For the week ending July 19, November soybeans were up 99.75 cents. Longer-term fundamentals remain bullish for the soybean market as global stocks tighten. Weather remains the main force in the market.
Soybeans were higher on the session on July 16 as drought-like conditions continue to support gains. Some rain fell over the weekend, but it was not enough, as the next two weeks look to be hot and dry. Above-average temperatures and below-average rainfall are forecasted for the next several days. The poor weather has led to deteriorating crop conditions, prompting traders to question if the current USDA yield estimate of 40.5 bushels per acre is too high. Demand for soybeans remains strong as the global supply shrinks. July 16 export inspections were bullish, coming in above the amount needed to keep pace with USDA’s projection.

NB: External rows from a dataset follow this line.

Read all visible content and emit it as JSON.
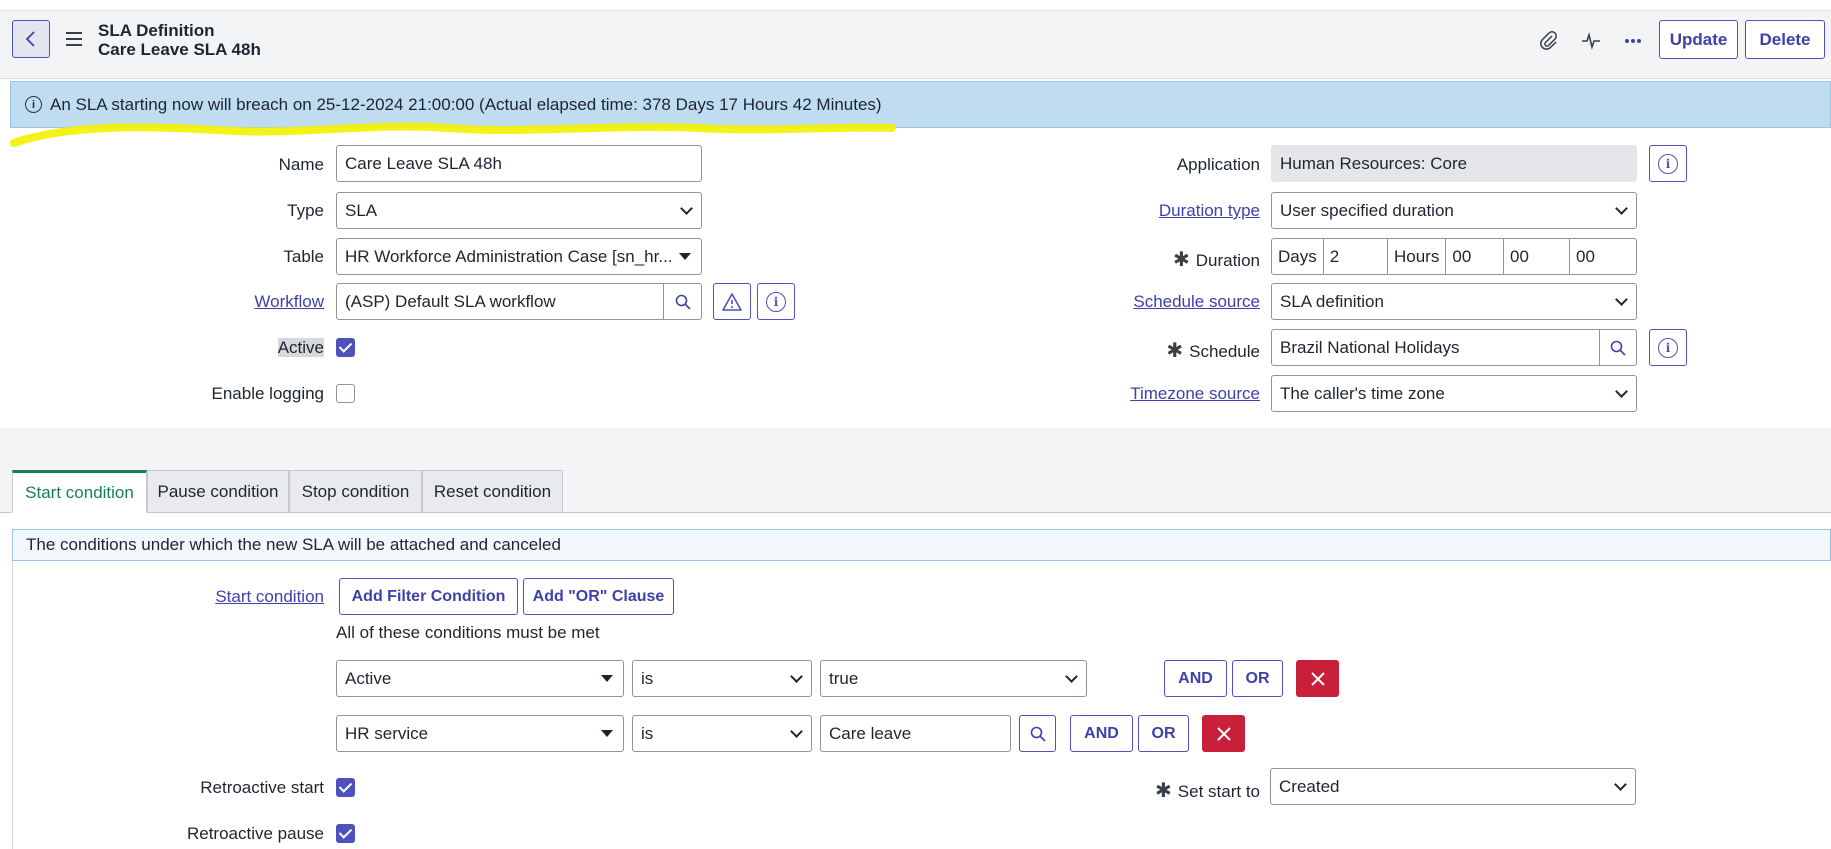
{
  "header": {
    "title": "SLA Definition",
    "subtitle": "Care Leave SLA 48h",
    "update_label": "Update",
    "delete_label": "Delete"
  },
  "banner": {
    "text": "An SLA starting now will breach on 25-12-2024 21:00:00 (Actual elapsed time: 378 Days 17 Hours 42 Minutes)",
    "highlight_color": "#f2f200"
  },
  "form": {
    "name_label": "Name",
    "name_value": "Care Leave SLA 48h",
    "type_label": "Type",
    "type_value": "SLA",
    "table_label": "Table",
    "table_value": "HR Workforce Administration Case [sn_hr...",
    "workflow_label": "Workflow",
    "workflow_value": "(ASP) Default SLA workflow",
    "active_label": "Active",
    "active_checked": true,
    "logging_label": "Enable logging",
    "logging_checked": false,
    "application_label": "Application",
    "application_value": "Human Resources: Core",
    "duration_type_label": "Duration type",
    "duration_type_value": "User specified duration",
    "duration_label": "Duration",
    "days_label": "Days",
    "days_value": "2",
    "hours_label": "Hours",
    "hours_value": "00",
    "minutes_value": "00",
    "seconds_value": "00",
    "schedule_source_label": "Schedule source",
    "schedule_source_value": "SLA definition",
    "schedule_label": "Schedule",
    "schedule_value": "Brazil National Holidays",
    "timezone_source_label": "Timezone source",
    "timezone_source_value": "The caller's time zone"
  },
  "tabs": [
    {
      "label": "Start condition",
      "active": true
    },
    {
      "label": "Pause condition",
      "active": false
    },
    {
      "label": "Stop condition",
      "active": false
    },
    {
      "label": "Reset condition",
      "active": false
    }
  ],
  "conditions": {
    "description": "The conditions under which the new SLA will be attached and canceled",
    "start_condition_label": "Start condition",
    "add_filter_label": "Add Filter Condition",
    "add_or_label": "Add \"OR\" Clause",
    "all_met_text": "All of these conditions must be met",
    "rows": [
      {
        "field": "Active",
        "operator": "is",
        "value": "true"
      },
      {
        "field": "HR service",
        "operator": "is",
        "value": "Care leave"
      }
    ],
    "and_label": "AND",
    "or_label": "OR",
    "retro_start_label": "Retroactive start",
    "retro_start_checked": true,
    "retro_pause_label": "Retroactive pause",
    "retro_pause_checked": true,
    "set_start_label": "Set start to",
    "set_start_value": "Created"
  },
  "colors": {
    "accent": "#4f52bd",
    "active_tab": "#1a7d5a",
    "banner_bg": "#bfdcf0",
    "remove_btn": "#c8203a"
  }
}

The July 17 session had soybeans trading in a range from 15.25 cents down to 16.5 cents up before closing unchanged. The market is extremely overbought and saw investors taking some profits. Commercial traders continue to grow more bullish because of longer-term global supply concerns, as indicated by the strengthening inverse in futures spreads. The forecast remains threatening over the next two weeks, making further reductions in crop conditions likely. Traders think USDA yield projections may be too high.
Soybeans traded mixed through the first portion of the session July 18 before a late rally led to a new contract high at $16.22 and a sharply higher close. July 19 saw a new all-time high overnight and another sharply higher close. Weather remains the primary factor, as the next month is the most important weather period for soybean development, and the July 19 30-day forecast remains hot and dry, supporting the early gains. Yield is expected to continue to drop, with global supplies already at a critical level. A sale of 112,000 metric tons of new-crop soybeans to the United Kingdom was announced on July 19. The July 19 export sales report was neutral, coming in within expectations.
USDA reported barley export inspections for the week ending July 13 at 4,000 bushels. Barley export sales pace for the week ending July 13 was estimated at 1.9 million bushels.
USDA’s weekly crop condition rating report estimated the U.S. barley crop at 60 percent good to excellent, 29 percent fair and 11 percent poor to very poor, a decrease of 4 percent. Barley heading was at 95 percent, compared with 82 percent the previous week and 73 percent for the five-year average.
Cash barley bids in Minneapolis increased slightly last week, putting feed barley bids at $6 per bushel, while malting barley bids remained at $7.10.
USDA estimated durum export shipments pace for the week ending July 13 at 93,000 bushels. There were no durum export sales reported. As of July 15, North Dakota’s durum crop was estimated at 66 percent good to excellent, 28 percent fair and 6 percent poor to very poor.
July 19 cash bids for milling quality durum were at $8 per bushel in Berthold, N.D., while Dickinson, N.D., bids were at $8.40.
Canola futures on the Winnipeg, Manitoba, exchange closed the week ending July 19 with about $11 (Canadian) gains. Canola traded with strong gains to start and end the week, but struggled during the middle of the week. The canola market was supported by strength from a stronger palm oil market, as well as from spill over strength from the U.S. soybean complex. Commercial demand remains strong because of export pricing. Gains were kept in check by prospects for a large crop out of western Canada.
As of July 15, North Dakota’s canola crop was estimated at 76 percent good to excellent, 20 percent fair and 4 percent poor to very poor.
July 19 cash canola bids in Velva, N.D., were at $27.25 per hundredweight.
As of July 15, North Dakota’s sunflower crop was estimated at 70 percent good to excellent, 28 percent fair and 2 percent poor to very poor. Soybean oil export sales pace for the week ending July 13 was estimated at 20.3 trillion metric tons, with 14.3 trillion being old crop and 6 trillion being new crop. This brings the year-to-date total to 537.3 trillion metric tons, compared with last year’s 1,263.3 trillion.
July 19 cash sunflower bids in Fargo, N.D., were at $23.60 per hundredweight.